Purpose: To study the immunopathology of experimental melanin-protein-induced uveitis in the Lewis rat.
Methods: Rats were immunized with bovine ocular melanin protein. The kinetics of experimental melanin-protein-induced uveitis was studied by clinical examination and immunopathology. Cellular and humoral responses were evaluated by lymphocyte proliferation, delayed-type hypersensitivity, and agglutination. After clinical disease subsided, recurrent experimental uveitis was induced with a low-dose footpad injection of lipopolysaccharide.
Results: Experimental melanin-protein-induced uveitis was characterized by bilateral uveal infiltration mainly with lymphocytes and monocytes. Delayed-type hypersensitivity, lymphocyte proliferation, and agglutination to bovine ocular melanin protein were positive. Expressions of major histocompatibility complex class II and intercellular adhesion molecule-1 were observed before ocular infiltration. The predominantly infiltrating cells were CD4+ lymphocytes. Experimental melanin-protein-induced uveitis subsided within 1 month, spontaneously recurred within 1 week in approximately one quarter of the rats, and was inducible in most rats with 5 micrograms of lipopolysaccharide confirmed by histopathology.

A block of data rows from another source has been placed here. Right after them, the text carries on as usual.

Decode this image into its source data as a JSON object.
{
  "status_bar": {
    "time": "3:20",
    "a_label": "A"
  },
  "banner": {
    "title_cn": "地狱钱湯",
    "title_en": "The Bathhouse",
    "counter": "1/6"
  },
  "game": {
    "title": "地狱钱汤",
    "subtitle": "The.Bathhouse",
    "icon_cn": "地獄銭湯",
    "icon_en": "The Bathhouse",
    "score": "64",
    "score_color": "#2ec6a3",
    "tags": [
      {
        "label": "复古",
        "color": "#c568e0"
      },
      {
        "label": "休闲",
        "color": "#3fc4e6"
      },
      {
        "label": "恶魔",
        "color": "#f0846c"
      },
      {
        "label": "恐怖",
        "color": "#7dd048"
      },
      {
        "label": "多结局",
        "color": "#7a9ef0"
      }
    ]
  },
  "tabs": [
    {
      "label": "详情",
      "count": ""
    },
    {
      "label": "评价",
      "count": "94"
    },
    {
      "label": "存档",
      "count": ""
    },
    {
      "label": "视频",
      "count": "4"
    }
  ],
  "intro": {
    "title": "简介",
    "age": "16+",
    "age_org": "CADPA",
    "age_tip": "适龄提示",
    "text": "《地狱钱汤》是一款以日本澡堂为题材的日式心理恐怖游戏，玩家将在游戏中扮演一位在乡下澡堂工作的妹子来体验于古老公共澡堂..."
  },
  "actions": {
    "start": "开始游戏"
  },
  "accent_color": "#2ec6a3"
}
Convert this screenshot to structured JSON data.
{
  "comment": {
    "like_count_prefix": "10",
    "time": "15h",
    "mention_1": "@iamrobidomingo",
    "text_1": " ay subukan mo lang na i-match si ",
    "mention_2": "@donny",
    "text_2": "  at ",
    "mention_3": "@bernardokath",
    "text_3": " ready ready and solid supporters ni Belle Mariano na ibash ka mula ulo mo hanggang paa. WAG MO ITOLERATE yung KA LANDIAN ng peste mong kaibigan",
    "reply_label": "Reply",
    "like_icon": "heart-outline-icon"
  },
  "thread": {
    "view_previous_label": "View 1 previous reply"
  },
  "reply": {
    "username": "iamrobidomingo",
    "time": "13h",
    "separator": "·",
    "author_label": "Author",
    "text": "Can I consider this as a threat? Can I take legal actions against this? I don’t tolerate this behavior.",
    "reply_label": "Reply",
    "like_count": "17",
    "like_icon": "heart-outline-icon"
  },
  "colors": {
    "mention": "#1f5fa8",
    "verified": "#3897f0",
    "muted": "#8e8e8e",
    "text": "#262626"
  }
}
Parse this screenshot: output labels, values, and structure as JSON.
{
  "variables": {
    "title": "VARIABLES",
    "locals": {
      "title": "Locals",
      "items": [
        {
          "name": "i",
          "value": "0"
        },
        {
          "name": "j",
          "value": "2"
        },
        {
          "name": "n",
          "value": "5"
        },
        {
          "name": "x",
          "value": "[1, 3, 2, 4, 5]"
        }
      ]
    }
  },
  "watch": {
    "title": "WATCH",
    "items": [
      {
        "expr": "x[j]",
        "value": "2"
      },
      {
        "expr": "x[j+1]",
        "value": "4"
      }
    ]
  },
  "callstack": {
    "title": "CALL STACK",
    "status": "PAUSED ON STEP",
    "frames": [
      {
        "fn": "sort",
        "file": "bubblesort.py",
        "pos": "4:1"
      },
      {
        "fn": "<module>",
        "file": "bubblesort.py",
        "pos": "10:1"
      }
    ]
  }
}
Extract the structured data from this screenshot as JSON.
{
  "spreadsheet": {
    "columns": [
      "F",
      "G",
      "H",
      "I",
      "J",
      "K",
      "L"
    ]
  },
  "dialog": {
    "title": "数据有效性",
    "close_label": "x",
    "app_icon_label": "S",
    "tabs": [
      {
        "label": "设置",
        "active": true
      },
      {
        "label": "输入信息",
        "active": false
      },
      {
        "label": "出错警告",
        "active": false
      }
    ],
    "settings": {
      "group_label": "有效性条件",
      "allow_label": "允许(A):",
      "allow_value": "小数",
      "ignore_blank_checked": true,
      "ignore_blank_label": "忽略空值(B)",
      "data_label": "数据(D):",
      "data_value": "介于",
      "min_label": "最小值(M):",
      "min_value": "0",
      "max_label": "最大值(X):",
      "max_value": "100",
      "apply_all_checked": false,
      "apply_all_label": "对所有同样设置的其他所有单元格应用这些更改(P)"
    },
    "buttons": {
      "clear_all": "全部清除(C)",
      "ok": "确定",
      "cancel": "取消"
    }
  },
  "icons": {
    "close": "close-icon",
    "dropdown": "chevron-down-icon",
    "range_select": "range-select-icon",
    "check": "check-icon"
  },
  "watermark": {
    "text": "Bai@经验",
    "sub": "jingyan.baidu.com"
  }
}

Conclusions: Experimental melanin-protein-induced uveitis is a T-cell-mediated autoimmune uveitis, resembling noninfectious recurrent iridocyclitis and choroiditis in humans.